Activity: The entries below are to be written out again without alteration.

Records shown:
————
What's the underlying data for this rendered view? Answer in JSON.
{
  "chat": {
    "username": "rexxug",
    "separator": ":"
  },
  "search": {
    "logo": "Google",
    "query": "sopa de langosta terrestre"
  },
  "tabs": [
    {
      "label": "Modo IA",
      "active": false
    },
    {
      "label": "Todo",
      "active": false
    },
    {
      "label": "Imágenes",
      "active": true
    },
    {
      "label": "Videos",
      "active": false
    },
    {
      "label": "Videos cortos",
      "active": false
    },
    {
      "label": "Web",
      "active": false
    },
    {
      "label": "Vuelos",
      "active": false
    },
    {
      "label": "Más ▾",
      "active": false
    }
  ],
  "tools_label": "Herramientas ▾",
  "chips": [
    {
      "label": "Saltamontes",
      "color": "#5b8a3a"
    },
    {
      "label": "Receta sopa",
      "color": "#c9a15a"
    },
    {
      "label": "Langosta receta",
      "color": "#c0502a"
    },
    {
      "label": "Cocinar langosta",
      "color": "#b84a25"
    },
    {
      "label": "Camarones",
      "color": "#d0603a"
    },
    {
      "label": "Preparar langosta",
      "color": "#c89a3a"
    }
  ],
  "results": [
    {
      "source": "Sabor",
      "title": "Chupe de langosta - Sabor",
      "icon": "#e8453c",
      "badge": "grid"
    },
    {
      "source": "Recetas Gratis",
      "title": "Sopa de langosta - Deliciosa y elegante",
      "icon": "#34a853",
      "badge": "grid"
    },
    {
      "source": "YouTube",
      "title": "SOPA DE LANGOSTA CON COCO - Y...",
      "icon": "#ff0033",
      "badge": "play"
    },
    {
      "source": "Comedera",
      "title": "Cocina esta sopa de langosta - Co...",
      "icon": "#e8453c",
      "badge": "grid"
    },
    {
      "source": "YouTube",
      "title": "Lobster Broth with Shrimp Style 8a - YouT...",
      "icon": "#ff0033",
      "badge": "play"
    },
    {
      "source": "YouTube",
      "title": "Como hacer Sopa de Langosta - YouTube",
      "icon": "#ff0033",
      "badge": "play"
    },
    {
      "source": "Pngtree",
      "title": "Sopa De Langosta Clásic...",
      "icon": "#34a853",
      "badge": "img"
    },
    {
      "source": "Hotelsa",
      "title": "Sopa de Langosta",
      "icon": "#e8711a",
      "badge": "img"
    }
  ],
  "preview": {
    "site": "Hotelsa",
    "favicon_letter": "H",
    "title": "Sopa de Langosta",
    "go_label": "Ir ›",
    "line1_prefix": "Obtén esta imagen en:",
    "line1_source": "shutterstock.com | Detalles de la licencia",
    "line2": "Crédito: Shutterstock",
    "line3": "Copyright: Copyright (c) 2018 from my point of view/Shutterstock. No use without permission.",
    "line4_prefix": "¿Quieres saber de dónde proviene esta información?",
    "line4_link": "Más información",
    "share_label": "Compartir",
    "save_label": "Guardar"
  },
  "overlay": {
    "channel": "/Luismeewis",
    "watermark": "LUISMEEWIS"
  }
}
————
The answer:
What's the underlying data for this rendered view? Answer in JSON.
{
  "chat": {
    "username": "rexxug",
    "separator": ":"
  },
  "search": {
    "logo": "Google",
    "query": "sopa de langosta terrestre"
  },
  "tabs": [
    {
      "label": "Modo IA",
      "active": false
    },
    {
      "label": "Todo",
      "active": false
    },
    {
      "label": "Imágenes",
      "active": true
    },
    {
      "label": "Videos",
      "active": false
    },
    {
      "label": "Videos cortos",
      "active": false
    },
    {
      "label": "Web",
      "active": false
    },
    {
      "label": "Vuelos",
      "active": false
    },
    {
      "label": "Más ▾",
      "active": false
    }
  ],
  "tools_label": "Herramientas ▾",
  "chips": [
    {
      "label": "Saltamontes",
      "color": "#5b8a3a"
    },
    {
      "label": "Receta sopa",
      "color": "#c9a15a"
    },
    {
      "label": "Langosta receta",
      "color": "#c0502a"
    },
    {
      "label": "Cocinar langosta",
      "color": "#b84a25"
    },
    {
      "label": "Camarones",
      "color": "#d0603a"
    },
    {
      "label": "Preparar langosta",
      "color": "#c89a3a"
    }
  ],
  "results": [
    {
      "source": "Sabor",
      "title": "Chupe de langosta - Sabor",
      "icon": "#e8453c",
      "badge": "grid"
    },
    {
      "source": "Recetas Gratis",
      "title": "Sopa de langosta - Deliciosa y elegante",
      "icon": "#34a853",
      "badge": "grid"
    },
    {
      "source": "YouTube",
      "title": "SOPA DE LANGOSTA CON COCO - Y...",
      "icon": "#ff0033",
      "badge": "play"
    },
    {
      "source": "Comedera",
      "title": "Cocina esta sopa de langosta - Co...",
      "icon": "#e8453c",
      "badge": "grid"
    },
    {
      "source": "YouTube",
      "title": "Lobster Broth with Shrimp Style 8a - YouT...",
      "icon": "#ff0033",
      "badge": "play"
    },
    {
      "source": "YouTube",
      "title": "Como hacer Sopa de Langosta - YouTube",
      "icon": "#ff0033",
      "badge": "play"
    },
    {
      "source": "Pngtree",
      "title": "Sopa De Langosta Clásic...",
      "icon": "#34a853",
      "badge": "img"
    },
    {
      "source": "Hotelsa",
      "title": "Sopa de Langosta",
      "icon": "#e8711a",
      "badge": "img"
    }
  ],
  "preview": {
    "site": "Hotelsa",
    "favicon_letter": "H",
    "title": "Sopa de Langosta",
    "go_label": "Ir ›",
    "line1_prefix": "Obtén esta imagen en:",
    "line1_source": "shutterstock.com | Detalles de la licencia",
    "line2": "Crédito: Shutterstock",
    "line3": "Copyright: Copyright (c) 2018 from my point of view/Shutterstock. No use without permission.",
    "line4_prefix": "¿Quieres saber de dónde proviene esta información?",
    "line4_link": "Más información",
    "share_label": "Compartir",
    "save_label": "Guardar"
  },
  "overlay": {
    "channel": "/Luismeewis",
    "watermark": "LUISMEEWIS"
  }
}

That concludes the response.